Kansas Legal Services Statement On Racial Justice, June, 2020
Lawyers, as gatekeepers of the justice system, have a special obligation to seek justice. This is part of the reason we have a moral obligation to condemn racism in all its forms, including the clear misconduct by the police officers who killed George Floyd.
At Kansas Legal Services, we spend every day pushing the justice system to recognize the humanity of some of the most vulnerable Kansans - many of them Black.
It is clear to us that systemic racism is a feature and not a defect of our institutions. As a country, we cannot escape our past. A Constitution that counted Black Americans as 3/5 of a whole person, 250 years of human chattel, 60 years of Jim Crow, 35 years of redlining, 30 years of a War on Drugs targeted on poor, minority communities. This is who we are, but it is not who we have to be.
We will dedicate our legal resources to forcing the arc of the moral universe closer to justice because Black Lives Matter. What will you do?
Many resources are available to better educate ourselves on these issues. Among those that most specifically apply to those in the legal community, may we suggest:
- View the film “Just Mercy.” It is available for free streaming through June.
Viewers can watch the movie on multiple platforms, including YouTube, Google Play and Amazon. This movie, based on a case handled by lawyer Brian Stevenson, tells the story of his attempts to overturn the wrongful conviction of Walter McMillian, a man who spent six years on death row. Confronting the racism in Monroeville, Alabama that led to this verdict provides an education on this issue that is most relevant today.
- Learn more about implicit bias and complete an implicit bias assessment.
You can do that through resources available from the American Bar Association in a tool kit, based on the implicit bias assessments now hosted by Project Implicit, a collaboration of researchers interested in implicit social cognition and "hidden" biases.

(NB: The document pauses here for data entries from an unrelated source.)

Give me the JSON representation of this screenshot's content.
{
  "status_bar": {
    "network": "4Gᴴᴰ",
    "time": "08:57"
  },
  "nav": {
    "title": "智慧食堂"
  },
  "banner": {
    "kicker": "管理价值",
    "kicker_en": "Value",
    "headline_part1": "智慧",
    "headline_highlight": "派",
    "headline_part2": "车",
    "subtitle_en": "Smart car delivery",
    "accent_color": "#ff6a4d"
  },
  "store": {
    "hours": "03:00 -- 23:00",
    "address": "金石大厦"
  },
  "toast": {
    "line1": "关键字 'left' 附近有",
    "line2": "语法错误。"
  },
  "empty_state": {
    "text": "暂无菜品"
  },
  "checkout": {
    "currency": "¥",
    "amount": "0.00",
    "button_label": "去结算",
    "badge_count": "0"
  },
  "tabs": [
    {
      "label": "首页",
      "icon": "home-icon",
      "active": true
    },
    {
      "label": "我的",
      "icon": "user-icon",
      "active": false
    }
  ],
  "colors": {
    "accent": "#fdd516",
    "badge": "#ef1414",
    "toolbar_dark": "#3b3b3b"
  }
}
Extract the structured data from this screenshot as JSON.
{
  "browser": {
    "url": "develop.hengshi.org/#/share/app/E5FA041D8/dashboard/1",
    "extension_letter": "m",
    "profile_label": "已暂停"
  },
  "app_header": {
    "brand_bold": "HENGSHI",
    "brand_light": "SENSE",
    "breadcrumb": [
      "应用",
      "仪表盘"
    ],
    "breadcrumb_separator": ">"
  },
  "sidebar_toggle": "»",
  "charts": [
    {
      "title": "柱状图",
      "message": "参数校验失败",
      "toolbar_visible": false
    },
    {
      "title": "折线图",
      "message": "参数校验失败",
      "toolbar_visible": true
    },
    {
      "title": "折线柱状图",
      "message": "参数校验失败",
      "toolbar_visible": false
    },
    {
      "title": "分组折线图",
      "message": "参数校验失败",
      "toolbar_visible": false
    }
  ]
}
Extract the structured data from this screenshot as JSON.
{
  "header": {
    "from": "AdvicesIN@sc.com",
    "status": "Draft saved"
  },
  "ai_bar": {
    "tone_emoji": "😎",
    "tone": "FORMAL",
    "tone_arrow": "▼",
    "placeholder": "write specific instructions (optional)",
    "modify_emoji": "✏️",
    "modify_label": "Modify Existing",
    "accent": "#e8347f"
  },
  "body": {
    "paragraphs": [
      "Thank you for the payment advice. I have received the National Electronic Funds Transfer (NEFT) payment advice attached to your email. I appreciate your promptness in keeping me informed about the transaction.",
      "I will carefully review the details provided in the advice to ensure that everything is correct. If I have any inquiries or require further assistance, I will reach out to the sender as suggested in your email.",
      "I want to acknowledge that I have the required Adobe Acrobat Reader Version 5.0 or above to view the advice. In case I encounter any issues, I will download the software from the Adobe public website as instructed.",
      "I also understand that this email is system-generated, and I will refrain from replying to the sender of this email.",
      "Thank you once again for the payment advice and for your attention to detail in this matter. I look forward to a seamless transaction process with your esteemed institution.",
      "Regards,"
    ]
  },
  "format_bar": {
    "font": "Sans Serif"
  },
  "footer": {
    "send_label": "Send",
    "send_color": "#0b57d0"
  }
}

- Do some reading in this area. Search out the term white privilege as a starting point. Read or listen to people you don't regularly "hear,” whether they be friends and family or others speaking in this community.